The campaign by the Spanish tax authorities to find all newly built structures, alterations or changes of use of properties which have not been declared to the Land Registry is starting to show results.
The first phase of Hacienda’s plan has covered 486,000 properties in 29 municipalities in Malaga province so far, especially Fuengirola, Benalmádena, Mijas, Vélez, Antequera, Alhaurín de la Torre, Cártama and Alhaurín el Grande.
Inspections have revealed 30,113 buildings (6.2 per cent of the total) which had previously been invisible to the authorities for tax purposes because neither their owners nor the respective town halls had declared them, irrespective of whether or not they had works licences and the necessary certificate of occupancy.
The most common irregularities involve new construction (a ‘toolshed’ which has become a villa, for example, or a family-owned piece of land on which the children have all built themselves a house alongside that of their parents), which represent one third of the total. Another 36 per cent are extensions and modernisations (gaining some extra metres from the patio at the back to create a garden or parking space); 15 per cent are alterations or changes of use (enclosing a terrace to create an extra room, among others); and the remaining 16 per cent are swimming pool constructions.
Now all is in order with regard to these properties, with the consequent increase in the rateable value and its inevitable repercussion in taxes, the amount of which varies depending on this rateable value. These include state taxes such as IRPF (income tax) and wealth tax, regional taxes such as inheritance and transfers or municipal taxes like capital gains and, principally, IBI.

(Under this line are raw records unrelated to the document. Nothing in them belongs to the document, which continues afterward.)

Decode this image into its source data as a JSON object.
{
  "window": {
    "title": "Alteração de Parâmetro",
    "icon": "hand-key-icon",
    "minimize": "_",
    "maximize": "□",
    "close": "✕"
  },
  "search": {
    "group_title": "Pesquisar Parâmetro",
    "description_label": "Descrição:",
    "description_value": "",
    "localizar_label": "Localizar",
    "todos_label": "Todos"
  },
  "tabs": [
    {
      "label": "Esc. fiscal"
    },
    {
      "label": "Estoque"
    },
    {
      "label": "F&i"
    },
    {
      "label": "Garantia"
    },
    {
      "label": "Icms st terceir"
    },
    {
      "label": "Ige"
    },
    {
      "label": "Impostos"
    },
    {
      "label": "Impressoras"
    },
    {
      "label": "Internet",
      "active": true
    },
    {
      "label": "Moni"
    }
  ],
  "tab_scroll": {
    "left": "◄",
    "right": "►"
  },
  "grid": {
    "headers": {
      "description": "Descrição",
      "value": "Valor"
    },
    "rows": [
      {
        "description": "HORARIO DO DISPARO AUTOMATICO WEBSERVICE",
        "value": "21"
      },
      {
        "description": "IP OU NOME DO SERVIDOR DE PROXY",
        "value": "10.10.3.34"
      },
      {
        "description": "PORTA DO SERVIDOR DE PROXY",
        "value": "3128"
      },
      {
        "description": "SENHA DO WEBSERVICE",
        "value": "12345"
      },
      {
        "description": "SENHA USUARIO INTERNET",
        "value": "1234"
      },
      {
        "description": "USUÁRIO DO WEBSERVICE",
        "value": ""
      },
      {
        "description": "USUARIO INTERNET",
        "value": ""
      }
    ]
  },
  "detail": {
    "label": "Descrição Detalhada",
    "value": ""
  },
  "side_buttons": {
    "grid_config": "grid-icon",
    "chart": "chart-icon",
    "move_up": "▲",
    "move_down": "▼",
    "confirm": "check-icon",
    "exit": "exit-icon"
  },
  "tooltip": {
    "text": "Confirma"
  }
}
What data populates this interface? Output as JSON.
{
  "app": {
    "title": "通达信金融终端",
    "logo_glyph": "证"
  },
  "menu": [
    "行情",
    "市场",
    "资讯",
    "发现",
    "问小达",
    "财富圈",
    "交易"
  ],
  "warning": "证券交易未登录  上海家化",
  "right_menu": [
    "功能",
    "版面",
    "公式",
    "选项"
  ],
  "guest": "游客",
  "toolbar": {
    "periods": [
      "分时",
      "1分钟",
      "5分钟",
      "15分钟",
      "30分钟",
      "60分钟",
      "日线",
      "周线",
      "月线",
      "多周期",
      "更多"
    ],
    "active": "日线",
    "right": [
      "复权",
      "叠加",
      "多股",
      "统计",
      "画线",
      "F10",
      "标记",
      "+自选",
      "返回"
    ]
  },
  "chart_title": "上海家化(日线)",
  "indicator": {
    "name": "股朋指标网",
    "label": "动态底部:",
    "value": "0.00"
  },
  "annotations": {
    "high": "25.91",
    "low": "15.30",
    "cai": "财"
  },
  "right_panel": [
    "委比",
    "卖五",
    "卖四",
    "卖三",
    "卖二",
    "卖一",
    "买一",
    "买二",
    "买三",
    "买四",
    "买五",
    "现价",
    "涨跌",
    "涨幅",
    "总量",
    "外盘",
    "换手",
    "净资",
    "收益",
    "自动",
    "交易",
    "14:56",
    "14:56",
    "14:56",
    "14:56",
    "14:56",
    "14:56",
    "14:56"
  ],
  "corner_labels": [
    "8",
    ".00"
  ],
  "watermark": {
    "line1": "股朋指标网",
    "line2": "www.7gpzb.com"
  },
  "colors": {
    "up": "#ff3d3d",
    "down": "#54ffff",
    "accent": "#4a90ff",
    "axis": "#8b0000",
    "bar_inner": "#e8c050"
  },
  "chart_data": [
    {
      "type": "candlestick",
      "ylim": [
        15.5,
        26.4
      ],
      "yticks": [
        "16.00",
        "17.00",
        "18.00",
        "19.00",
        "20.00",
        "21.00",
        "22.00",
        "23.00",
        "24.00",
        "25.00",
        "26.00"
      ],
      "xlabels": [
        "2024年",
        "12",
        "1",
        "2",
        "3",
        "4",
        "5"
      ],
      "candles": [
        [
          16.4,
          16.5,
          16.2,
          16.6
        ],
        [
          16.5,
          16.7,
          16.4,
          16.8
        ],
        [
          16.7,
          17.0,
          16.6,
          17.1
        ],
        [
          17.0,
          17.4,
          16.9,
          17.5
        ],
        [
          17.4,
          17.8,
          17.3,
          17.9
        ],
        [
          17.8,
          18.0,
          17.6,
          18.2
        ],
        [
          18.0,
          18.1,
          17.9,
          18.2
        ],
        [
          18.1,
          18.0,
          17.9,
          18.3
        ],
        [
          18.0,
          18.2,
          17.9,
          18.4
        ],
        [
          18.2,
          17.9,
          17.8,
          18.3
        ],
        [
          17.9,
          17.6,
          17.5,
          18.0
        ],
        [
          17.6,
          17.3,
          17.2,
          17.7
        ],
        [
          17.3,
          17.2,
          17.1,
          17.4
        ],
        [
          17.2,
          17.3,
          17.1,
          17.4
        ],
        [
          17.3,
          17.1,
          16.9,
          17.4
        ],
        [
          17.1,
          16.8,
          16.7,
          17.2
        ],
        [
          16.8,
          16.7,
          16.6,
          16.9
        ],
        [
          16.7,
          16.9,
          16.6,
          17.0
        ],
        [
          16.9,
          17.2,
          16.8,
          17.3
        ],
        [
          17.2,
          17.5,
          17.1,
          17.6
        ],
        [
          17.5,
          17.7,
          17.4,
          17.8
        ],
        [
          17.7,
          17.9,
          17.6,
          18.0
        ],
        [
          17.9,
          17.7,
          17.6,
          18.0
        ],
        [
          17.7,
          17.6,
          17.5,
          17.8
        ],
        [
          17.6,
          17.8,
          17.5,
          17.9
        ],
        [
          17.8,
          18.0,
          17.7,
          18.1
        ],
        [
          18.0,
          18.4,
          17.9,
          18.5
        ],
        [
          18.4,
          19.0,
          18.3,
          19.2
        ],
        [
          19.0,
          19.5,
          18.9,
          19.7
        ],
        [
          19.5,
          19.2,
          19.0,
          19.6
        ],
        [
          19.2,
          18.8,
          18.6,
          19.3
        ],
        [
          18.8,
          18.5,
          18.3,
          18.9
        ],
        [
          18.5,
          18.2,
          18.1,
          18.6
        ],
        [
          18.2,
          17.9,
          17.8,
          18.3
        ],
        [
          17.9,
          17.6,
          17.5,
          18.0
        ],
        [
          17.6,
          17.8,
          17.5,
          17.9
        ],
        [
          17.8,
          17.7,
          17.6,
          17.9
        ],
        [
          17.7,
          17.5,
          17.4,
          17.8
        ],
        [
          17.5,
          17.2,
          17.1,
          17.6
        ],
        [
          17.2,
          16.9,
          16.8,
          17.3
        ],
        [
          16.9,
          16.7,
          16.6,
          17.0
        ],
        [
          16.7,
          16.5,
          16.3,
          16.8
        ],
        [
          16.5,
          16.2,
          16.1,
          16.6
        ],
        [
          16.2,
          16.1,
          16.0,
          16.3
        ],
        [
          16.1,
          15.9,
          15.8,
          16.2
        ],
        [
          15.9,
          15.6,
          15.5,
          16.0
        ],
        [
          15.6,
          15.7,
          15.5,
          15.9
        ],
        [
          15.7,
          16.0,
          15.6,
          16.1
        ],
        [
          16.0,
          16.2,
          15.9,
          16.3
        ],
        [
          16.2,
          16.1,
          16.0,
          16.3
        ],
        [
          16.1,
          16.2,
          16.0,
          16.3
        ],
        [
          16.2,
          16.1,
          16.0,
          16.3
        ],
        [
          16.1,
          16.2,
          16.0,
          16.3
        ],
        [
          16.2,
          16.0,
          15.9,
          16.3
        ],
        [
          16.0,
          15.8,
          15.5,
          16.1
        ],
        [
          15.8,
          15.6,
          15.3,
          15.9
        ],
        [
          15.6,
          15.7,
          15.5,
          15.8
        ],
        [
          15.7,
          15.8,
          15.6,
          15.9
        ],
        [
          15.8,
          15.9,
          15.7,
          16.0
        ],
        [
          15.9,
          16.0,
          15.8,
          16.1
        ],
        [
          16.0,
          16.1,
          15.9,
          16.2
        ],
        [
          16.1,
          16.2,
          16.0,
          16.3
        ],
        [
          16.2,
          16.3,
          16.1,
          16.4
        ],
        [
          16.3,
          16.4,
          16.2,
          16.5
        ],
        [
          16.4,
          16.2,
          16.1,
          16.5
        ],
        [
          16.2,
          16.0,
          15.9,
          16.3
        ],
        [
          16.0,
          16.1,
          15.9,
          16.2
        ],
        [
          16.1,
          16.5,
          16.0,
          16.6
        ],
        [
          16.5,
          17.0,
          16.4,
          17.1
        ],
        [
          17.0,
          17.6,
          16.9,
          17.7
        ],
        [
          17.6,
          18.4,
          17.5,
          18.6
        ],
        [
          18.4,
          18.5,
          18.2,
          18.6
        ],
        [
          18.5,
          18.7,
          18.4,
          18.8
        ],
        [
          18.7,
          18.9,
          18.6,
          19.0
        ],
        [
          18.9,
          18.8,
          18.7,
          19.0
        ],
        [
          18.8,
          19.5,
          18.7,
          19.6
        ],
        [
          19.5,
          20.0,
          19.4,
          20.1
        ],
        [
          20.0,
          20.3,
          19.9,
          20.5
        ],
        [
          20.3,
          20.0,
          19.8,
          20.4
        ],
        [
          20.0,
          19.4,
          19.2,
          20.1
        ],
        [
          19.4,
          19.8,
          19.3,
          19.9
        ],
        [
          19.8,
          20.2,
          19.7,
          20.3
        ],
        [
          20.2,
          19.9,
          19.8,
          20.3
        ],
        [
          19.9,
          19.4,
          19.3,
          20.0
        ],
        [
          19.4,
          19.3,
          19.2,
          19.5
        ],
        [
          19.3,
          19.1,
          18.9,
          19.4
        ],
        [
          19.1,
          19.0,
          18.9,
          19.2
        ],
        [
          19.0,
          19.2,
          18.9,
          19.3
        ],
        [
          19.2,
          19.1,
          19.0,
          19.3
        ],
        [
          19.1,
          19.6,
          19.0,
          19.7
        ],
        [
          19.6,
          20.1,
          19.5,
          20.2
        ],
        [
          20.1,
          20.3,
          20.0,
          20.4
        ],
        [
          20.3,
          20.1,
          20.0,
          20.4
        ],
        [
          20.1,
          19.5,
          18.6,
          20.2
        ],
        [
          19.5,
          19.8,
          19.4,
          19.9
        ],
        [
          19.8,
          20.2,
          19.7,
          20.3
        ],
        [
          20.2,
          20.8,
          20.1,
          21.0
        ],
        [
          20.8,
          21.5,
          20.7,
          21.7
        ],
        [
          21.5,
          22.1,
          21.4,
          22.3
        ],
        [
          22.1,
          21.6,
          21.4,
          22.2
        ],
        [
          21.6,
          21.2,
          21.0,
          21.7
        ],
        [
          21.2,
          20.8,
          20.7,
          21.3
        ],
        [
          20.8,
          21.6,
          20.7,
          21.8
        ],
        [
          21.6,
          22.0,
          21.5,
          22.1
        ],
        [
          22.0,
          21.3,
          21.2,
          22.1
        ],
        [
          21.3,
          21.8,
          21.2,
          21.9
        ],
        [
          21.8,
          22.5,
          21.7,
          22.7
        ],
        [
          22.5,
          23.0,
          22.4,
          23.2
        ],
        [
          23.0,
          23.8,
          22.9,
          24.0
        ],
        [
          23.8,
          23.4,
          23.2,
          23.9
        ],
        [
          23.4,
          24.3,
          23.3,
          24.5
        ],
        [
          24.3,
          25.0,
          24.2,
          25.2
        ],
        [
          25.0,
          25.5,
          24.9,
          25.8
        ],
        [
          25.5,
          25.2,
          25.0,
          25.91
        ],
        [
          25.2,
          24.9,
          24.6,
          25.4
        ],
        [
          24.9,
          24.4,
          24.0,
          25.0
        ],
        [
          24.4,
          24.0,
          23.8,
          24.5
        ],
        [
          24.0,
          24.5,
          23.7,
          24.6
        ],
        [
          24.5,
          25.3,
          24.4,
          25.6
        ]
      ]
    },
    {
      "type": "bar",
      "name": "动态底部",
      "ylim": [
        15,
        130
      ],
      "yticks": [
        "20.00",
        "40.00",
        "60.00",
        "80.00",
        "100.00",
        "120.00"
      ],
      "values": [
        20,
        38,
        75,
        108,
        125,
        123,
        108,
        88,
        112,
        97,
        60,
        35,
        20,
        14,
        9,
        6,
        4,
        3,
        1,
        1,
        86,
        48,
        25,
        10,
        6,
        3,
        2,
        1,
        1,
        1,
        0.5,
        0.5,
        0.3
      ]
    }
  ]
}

Sources at the Land Registry point out that people are not being fined for the irregularities which are detected, but fines can be issued by local councils and the regional authorities in the case of illegal construction. They therefore stress that “the objective of this plan is to fight fraud by finding properties which are benefiting from municipal public services at the expense of property owners who have declared everything correctly.”